##### DATA SECTION

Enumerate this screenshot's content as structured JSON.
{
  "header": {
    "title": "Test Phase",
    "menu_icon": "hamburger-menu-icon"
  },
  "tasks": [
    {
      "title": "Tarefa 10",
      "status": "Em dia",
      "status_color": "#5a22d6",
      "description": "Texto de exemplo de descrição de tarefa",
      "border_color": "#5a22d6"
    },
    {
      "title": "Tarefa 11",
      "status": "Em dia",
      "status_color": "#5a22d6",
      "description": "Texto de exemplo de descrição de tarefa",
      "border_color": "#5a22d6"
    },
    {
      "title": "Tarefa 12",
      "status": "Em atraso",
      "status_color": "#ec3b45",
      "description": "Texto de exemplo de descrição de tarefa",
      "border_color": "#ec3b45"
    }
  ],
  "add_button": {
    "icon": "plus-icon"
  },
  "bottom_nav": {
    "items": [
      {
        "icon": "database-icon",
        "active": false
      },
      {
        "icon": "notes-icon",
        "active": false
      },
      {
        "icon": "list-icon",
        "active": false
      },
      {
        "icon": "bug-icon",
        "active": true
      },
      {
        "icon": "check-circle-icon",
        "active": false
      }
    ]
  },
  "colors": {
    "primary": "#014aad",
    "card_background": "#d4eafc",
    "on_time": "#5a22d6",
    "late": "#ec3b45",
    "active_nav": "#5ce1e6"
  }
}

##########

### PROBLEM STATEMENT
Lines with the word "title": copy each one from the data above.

### WRITTEN ANSWER
    "title": "Test Phase",
      "title": "Tarefa 10",
      "title": "Tarefa 11",
      "title": "Tarefa 12",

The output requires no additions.